Action item:
Extract every line of the material that holds the string "subtitle".

Dataset records:
-*-*-
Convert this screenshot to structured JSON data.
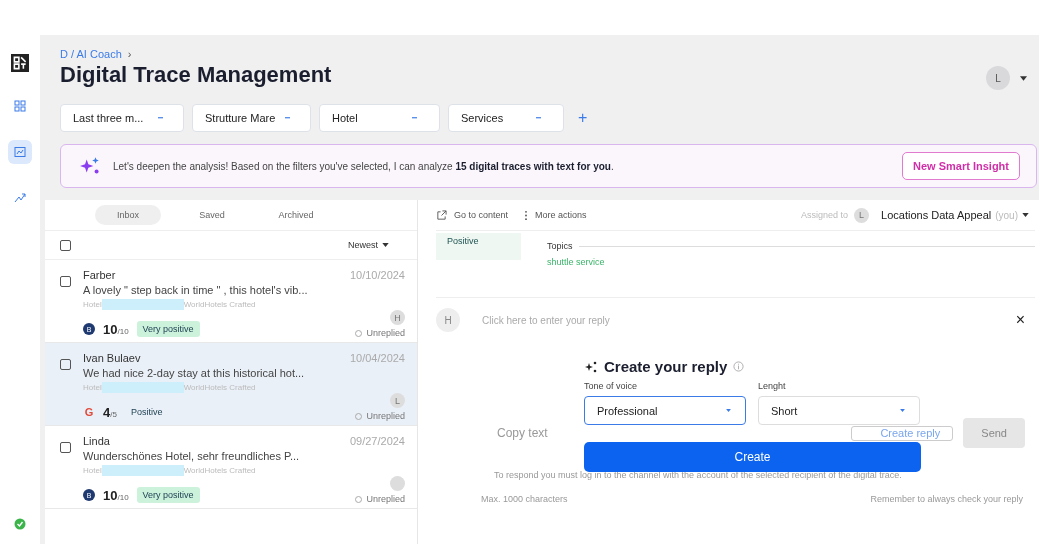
{
  "nav": [
    {
      "selected": false
    },
    {
      "selected": true
    },
    {
      "selected": false
    }
  ],
  "breadcrumb": "D / AI Coach",
  "breadcrumb_sep": "›",
  "title": "Digital Trace Management",
  "user_avatar": "L",
  "filters": [
    {
      "label": "Last three m..."
    },
    {
      "label": "Strutture Mare"
    },
    {
      "label": "Hotel"
    },
    {
      "label": "Services"
    }
  ],
  "add_filter": "+",
  "banner": {
    "text": "Let's deepen the analysis! Based on the filters you've selected, I can analyze **15 digital traces with text for you**.",
    "button": "New Smart Insight"
  },
  "tabs": [
    {
      "label": "Inbox",
      "selected": true
    },
    {
      "label": "Saved",
      "selected": false
    },
    {
      "label": "Archived",
      "selected": false
    }
  ],
  "select_all": {
    "checked": false
  },
  "sort": "Newest",
  "rows": [
    {
      "name": "Farber",
      "excerpt": "A lovely \" step back in time \" , this hotel's vib...",
      "place": "Hotel",
      "brand": "WorldHotels Crafted",
      "date": "10/10/2024",
      "kind": "booking",
      "source_letter": "B",
      "score": "10",
      "scale": "/10",
      "sentiment": "Very positive",
      "tag_filled": true,
      "avatar": "H",
      "status": "Unreplied",
      "checked": false,
      "selected": false
    },
    {
      "name": "Ivan Bulaev",
      "excerpt": "We had nice 2-day stay at this historical hot...",
      "place": "Hotel",
      "brand": "WorldHotels Crafted",
      "date": "10/04/2024",
      "kind": "google",
      "source_letter": "G",
      "score": "4",
      "scale": "/5",
      "sentiment": "Positive",
      "tag_filled": false,
      "avatar": "L",
      "status": "Unreplied",
      "checked": false,
      "selected": true
    },
    {
      "name": "Linda",
      "excerpt": "Wunderschönes Hotel, sehr freundliches P...",
      "place": "Hotel",
      "brand": "WorldHotels Crafted",
      "date": "09/27/2024",
      "kind": "booking",
      "source_letter": "B",
      "score": "10",
      "scale": "/10",
      "sentiment": "Very positive",
      "tag_filled": true,
      "avatar": "",
      "status": "Unreplied",
      "checked": false,
      "selected": false
    }
  ],
  "toolbar": {
    "go": "Go to content",
    "more": "More actions",
    "assigned_label": "Assigned to",
    "assignee_avatar": "L",
    "assignee": "Locations Data Appeal",
    "you": "(you)"
  },
  "detail": {
    "sentiment": "Positive",
    "topics_label": "Topics",
    "topic": "shuttle service"
  },
  "reply": {
    "avatar": "H",
    "placeholder": "Click here to enter your reply",
    "close": "×",
    "copy": "Copy text",
    "create": "Create reply",
    "send": "Send",
    "notice": "To respond you must log in to the channel with the account of the selected recipient of the digital trace.",
    "max": "Max. 1000 characters",
    "remember": "Remember to always check your reply"
  },
  "dialog": {
    "title": "Create your reply",
    "selects": [
      {
        "label": "Tone of voice",
        "value": "Professional",
        "focused": true
      },
      {
        "label": "Lenght",
        "value": "Short",
        "focused": false
      }
    ],
    "button": "Create"
  }
}
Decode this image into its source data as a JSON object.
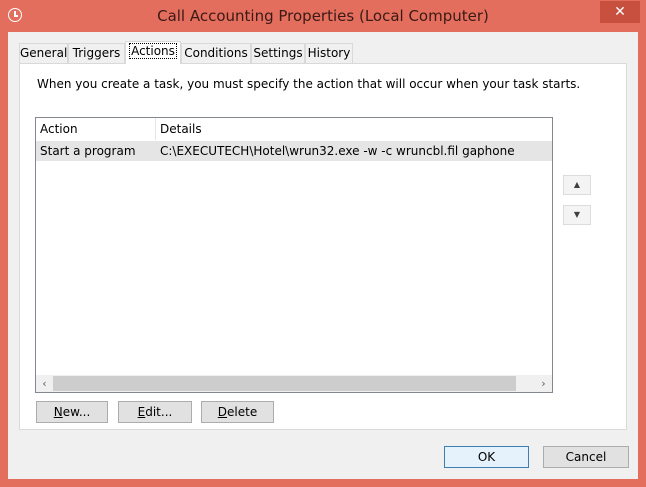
{
  "window": {
    "title": "Call Accounting Properties (Local Computer)",
    "close_glyph": "✕"
  },
  "tabs": [
    {
      "label": "General"
    },
    {
      "label": "Triggers"
    },
    {
      "label": "Actions",
      "active": true
    },
    {
      "label": "Conditions"
    },
    {
      "label": "Settings"
    },
    {
      "label": "History"
    }
  ],
  "actions_tab": {
    "intro": "When you create a task, you must specify the action that will occur when your task starts.",
    "columns": {
      "action": "Action",
      "details": "Details"
    },
    "rows": [
      {
        "action": "Start a program",
        "details": "C:\\EXECUTECH\\Hotel\\wrun32.exe -w -c wruncbl.fil gaphone"
      }
    ],
    "move_up_glyph": "▲",
    "move_down_glyph": "▼",
    "buttons": {
      "new": {
        "mnemonic": "N",
        "rest": "ew..."
      },
      "edit": {
        "mnemonic": "E",
        "rest": "dit..."
      },
      "delete": {
        "mnemonic": "D",
        "rest": "elete"
      }
    }
  },
  "footer": {
    "ok": "OK",
    "cancel": "Cancel"
  },
  "scrollbar": {
    "left_glyph": "‹",
    "right_glyph": "›"
  }
}
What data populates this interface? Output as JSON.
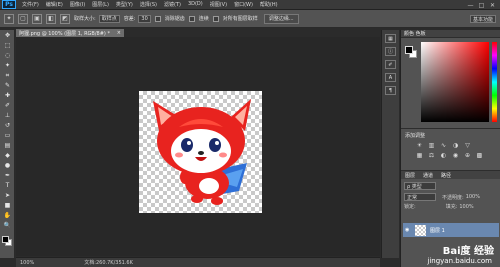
{
  "app": {
    "logo": "Ps"
  },
  "menu": [
    "文件(F)",
    "编辑(E)",
    "图像(I)",
    "图层(L)",
    "类型(Y)",
    "选择(S)",
    "滤镜(T)",
    "3D(D)",
    "视图(V)",
    "窗口(W)",
    "帮助(H)"
  ],
  "window_controls": [
    "—",
    "□",
    "✕"
  ],
  "options": {
    "sample_size_label": "取样大小:",
    "sample_size_value": "取样点",
    "tolerance_label": "容差:",
    "tolerance_value": "30",
    "antialias_label": "消除锯齿",
    "contiguous_label": "连续",
    "sample_all_label": "对所有图层取样",
    "refine_edge_button": "调整边缘...",
    "workspace": "基本功能"
  },
  "document": {
    "tab_title": "阿狸.png @ 100% (图层 1, RGB/8#) *",
    "close": "×"
  },
  "status": {
    "zoom": "100%",
    "doc_info": "文档:260.7K/351.6K"
  },
  "panels": {
    "color_tab": "颜色   色板",
    "adjustments_title": "添加调整",
    "layers_tabs": [
      "图层",
      "通道",
      "路径"
    ],
    "kind_select": "ρ 类型",
    "blend_mode": "正常",
    "opacity_label": "不透明度:",
    "opacity_value": "100%",
    "lock_label": "锁定:",
    "fill_label": "填充:",
    "fill_value": "100%",
    "layer_name": "图层 1"
  },
  "watermark": {
    "brand": "Bai度 经验",
    "url": "jingyan.baidu.com"
  },
  "colors": {
    "foreground": "#000000",
    "background": "#ffffff",
    "accent": "#31a8ff"
  }
}
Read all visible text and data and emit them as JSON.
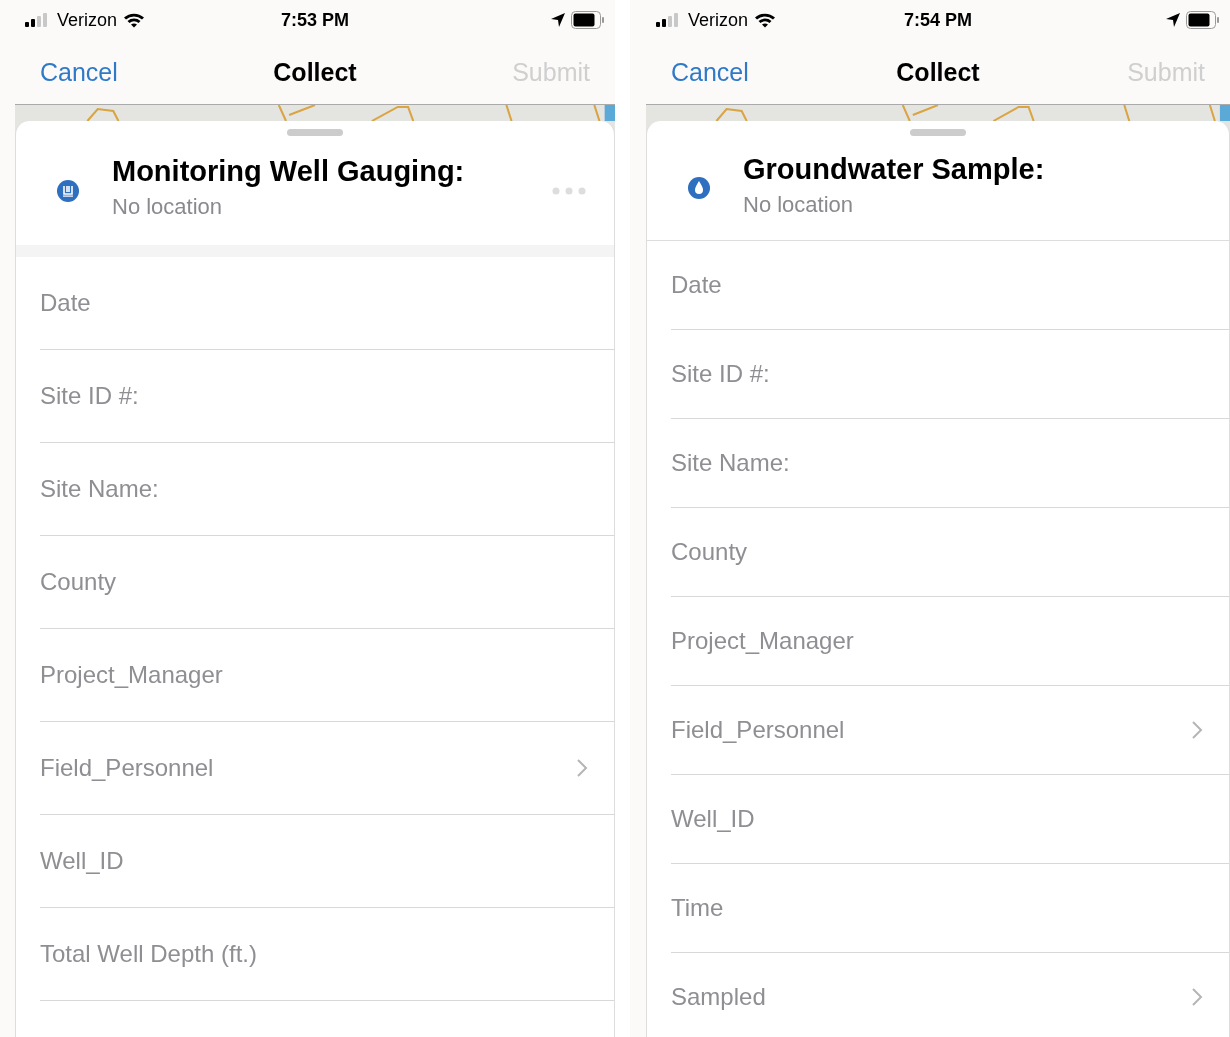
{
  "screens": [
    {
      "status_bar": {
        "carrier": "Verizon",
        "time": "7:53 PM"
      },
      "nav": {
        "cancel": "Cancel",
        "title": "Collect",
        "submit": "Submit",
        "submit_disabled": true
      },
      "form": {
        "kind": "well",
        "title": "Monitoring Well Gauging:",
        "subtitle": "No location",
        "more_menu": true,
        "fields": [
          {
            "label": "Date",
            "chevron": false
          },
          {
            "label": "Site ID #:",
            "chevron": false
          },
          {
            "label": "Site Name:",
            "chevron": false
          },
          {
            "label": "County",
            "chevron": false
          },
          {
            "label": "Project_Manager",
            "chevron": false
          },
          {
            "label": "Field_Personnel",
            "chevron": true
          },
          {
            "label": "Well_ID",
            "chevron": false
          },
          {
            "label": "Total Well Depth (ft.)",
            "chevron": false
          }
        ]
      }
    },
    {
      "status_bar": {
        "carrier": "Verizon",
        "time": "7:54 PM"
      },
      "nav": {
        "cancel": "Cancel",
        "title": "Collect",
        "submit": "Submit",
        "submit_disabled": true
      },
      "form": {
        "kind": "drop",
        "title": "Groundwater Sample:",
        "subtitle": "No location",
        "more_menu": false,
        "fields": [
          {
            "label": "Date",
            "chevron": false
          },
          {
            "label": "Site ID #:",
            "chevron": false
          },
          {
            "label": "Site Name:",
            "chevron": false
          },
          {
            "label": "County",
            "chevron": false
          },
          {
            "label": "Project_Manager",
            "chevron": false
          },
          {
            "label": "Field_Personnel",
            "chevron": true
          },
          {
            "label": "Well_ID",
            "chevron": false
          },
          {
            "label": "Time",
            "chevron": false
          },
          {
            "label": "Sampled",
            "chevron": true
          }
        ]
      }
    }
  ]
}
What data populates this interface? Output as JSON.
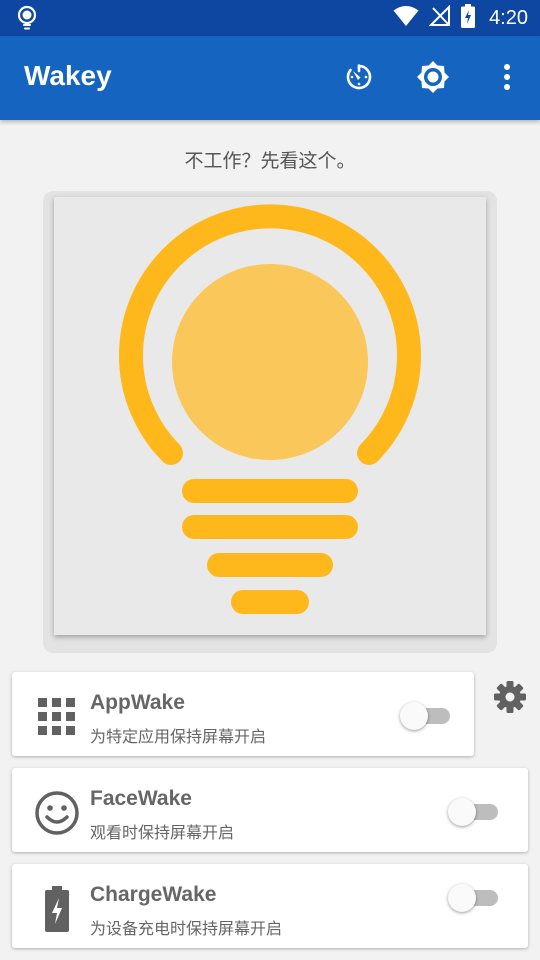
{
  "status_bar": {
    "time": "4:20",
    "icons": [
      "bulb-icon",
      "wifi-icon",
      "signal-off-icon",
      "battery-charging-icon"
    ]
  },
  "app_bar": {
    "title": "Wakey",
    "actions": [
      "timer-icon",
      "brightness-settings-icon",
      "more-vert-icon"
    ]
  },
  "hint_text": "不工作？先看这个。",
  "preview": {
    "icon": "lightbulb-icon",
    "colors": {
      "bulb_outline": "#ffb81c",
      "bulb_center": "#f9c75a",
      "background": "#e9e9e9"
    }
  },
  "cards": [
    {
      "id": "appwake",
      "icon": "apps-grid-icon",
      "title": "AppWake",
      "subtitle": "为特定应用保持屏幕开启",
      "enabled": false,
      "has_settings": true
    },
    {
      "id": "facewake",
      "icon": "face-icon",
      "title": "FaceWake",
      "subtitle": "观看时保持屏幕开启",
      "enabled": false
    },
    {
      "id": "chargewake",
      "icon": "battery-charging-icon",
      "title": "ChargeWake",
      "subtitle": "为设备充电时保持屏幕开启",
      "enabled": false
    }
  ],
  "colors": {
    "primary": "#1565c0",
    "primary_dark": "#0d47a1",
    "text_secondary": "#666666"
  }
}
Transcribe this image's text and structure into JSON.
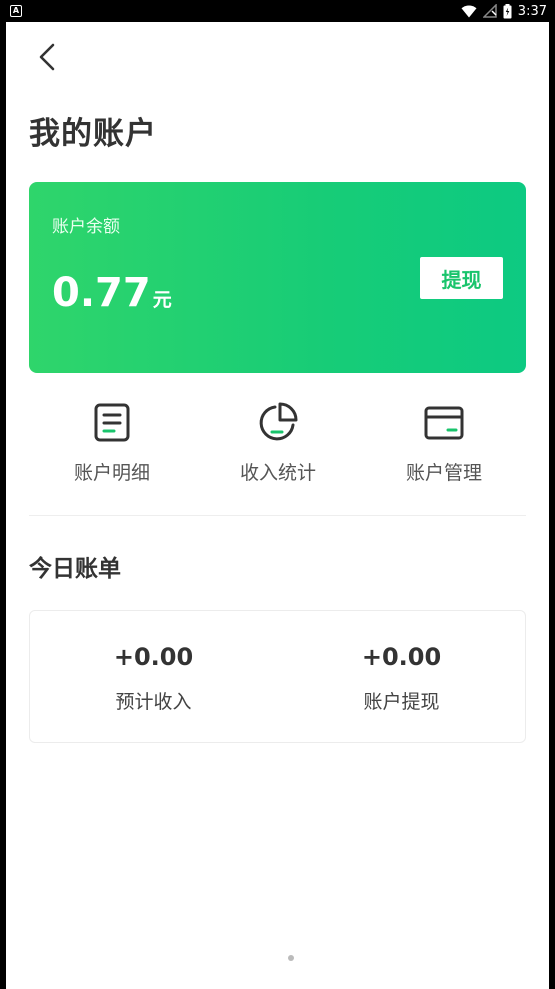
{
  "status_bar": {
    "time": "3:37",
    "notification_icon_label": "A"
  },
  "page": {
    "title": "我的账户"
  },
  "balance": {
    "label": "账户余额",
    "value": "0.77",
    "unit": "元",
    "withdraw_label": "提现"
  },
  "quick_actions": [
    {
      "label": "账户明细",
      "icon": "document-list-icon"
    },
    {
      "label": "收入统计",
      "icon": "pie-chart-icon"
    },
    {
      "label": "账户管理",
      "icon": "card-icon"
    }
  ],
  "today_bill": {
    "title": "今日账单",
    "items": [
      {
        "value": "+0.00",
        "label": "预计收入"
      },
      {
        "value": "+0.00",
        "label": "账户提现"
      }
    ]
  },
  "colors": {
    "accent": "#19c46c",
    "card_gradient_start": "#2fd56b",
    "card_gradient_end": "#0dca82"
  }
}
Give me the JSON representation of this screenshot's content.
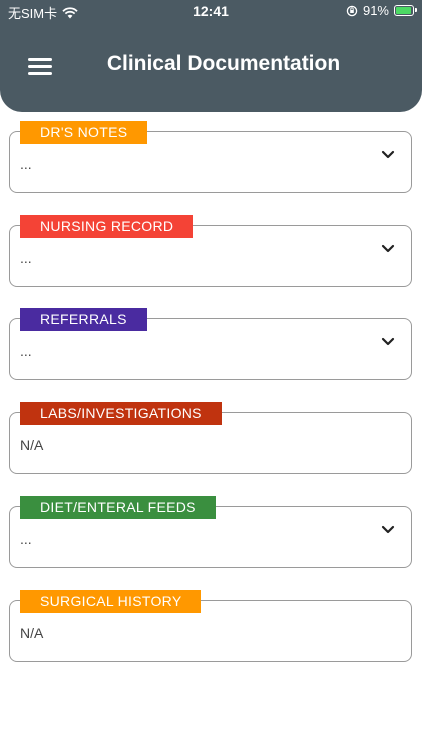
{
  "status_bar": {
    "carrier": "无SIM卡",
    "time": "12:41",
    "battery": "91%",
    "battery_level": 0.91
  },
  "header": {
    "title": "Clinical Documentation"
  },
  "sections": [
    {
      "label": "DR'S NOTES",
      "value": "...",
      "color": "#ff9800",
      "expandable": true
    },
    {
      "label": "NURSING RECORD",
      "value": "...",
      "color": "#f44336",
      "expandable": true
    },
    {
      "label": "REFERRALS",
      "value": "...",
      "color": "#4a2ba0",
      "expandable": true
    },
    {
      "label": "LABS/INVESTIGATIONS",
      "value": "N/A",
      "color": "#c0330f",
      "expandable": false
    },
    {
      "label": "DIET/ENTERAL FEEDS",
      "value": "...",
      "color": "#3a8f3f",
      "expandable": true
    },
    {
      "label": "SURGICAL HISTORY",
      "value": "N/A",
      "color": "#ff9800",
      "expandable": false
    }
  ]
}
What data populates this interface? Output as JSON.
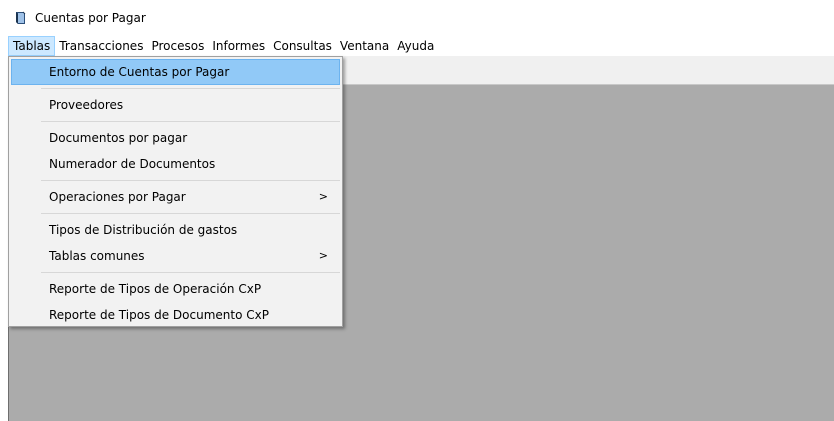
{
  "window": {
    "title": "Cuentas por Pagar",
    "icon": "book-icon"
  },
  "menubar": {
    "items": [
      {
        "label": "Tablas"
      },
      {
        "label": "Transacciones"
      },
      {
        "label": "Procesos"
      },
      {
        "label": "Informes"
      },
      {
        "label": "Consultas"
      },
      {
        "label": "Ventana"
      },
      {
        "label": "Ayuda"
      }
    ]
  },
  "dropdown": {
    "items": [
      {
        "label": "Entorno de Cuentas por Pagar"
      },
      {
        "label": "Proveedores"
      },
      {
        "label": "Documentos por pagar"
      },
      {
        "label": "Numerador de Documentos"
      },
      {
        "label": "Operaciones por Pagar",
        "submenu": ">"
      },
      {
        "label": "Tipos de Distribución de gastos"
      },
      {
        "label": "Tablas comunes",
        "submenu": ">"
      },
      {
        "label": "Reporte de Tipos de Operación CxP"
      },
      {
        "label": "Reporte de Tipos de Documento CxP"
      }
    ]
  },
  "colors": {
    "menu_highlight": "#91c9f7",
    "mdi_background": "#ababab",
    "active_menu": "#cce8ff"
  }
}
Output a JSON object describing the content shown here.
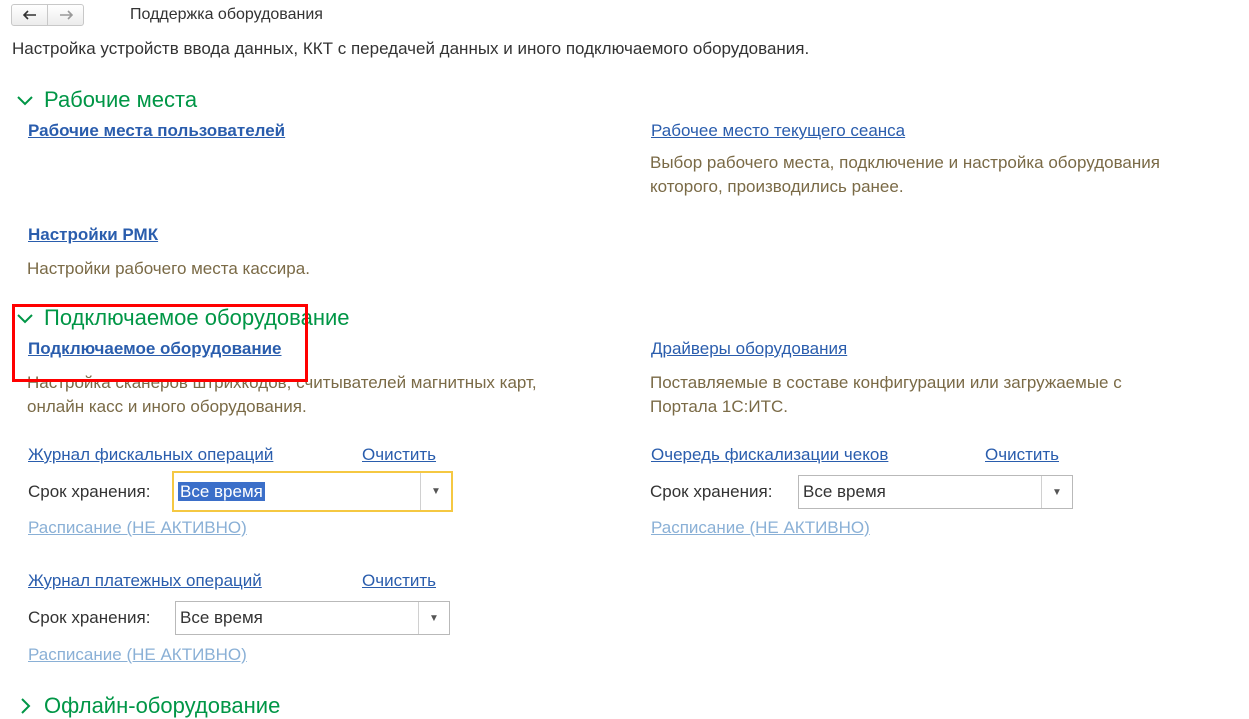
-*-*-
Solution to this problem:
        "subtitle": "No location",
        "subtitle": "No location",
      "subtitle": "为特定应用保持屏幕开启",
      "subtitle": "观看时保持屏幕开启",
      "subtitle": "为设备充电时保持屏幕开启",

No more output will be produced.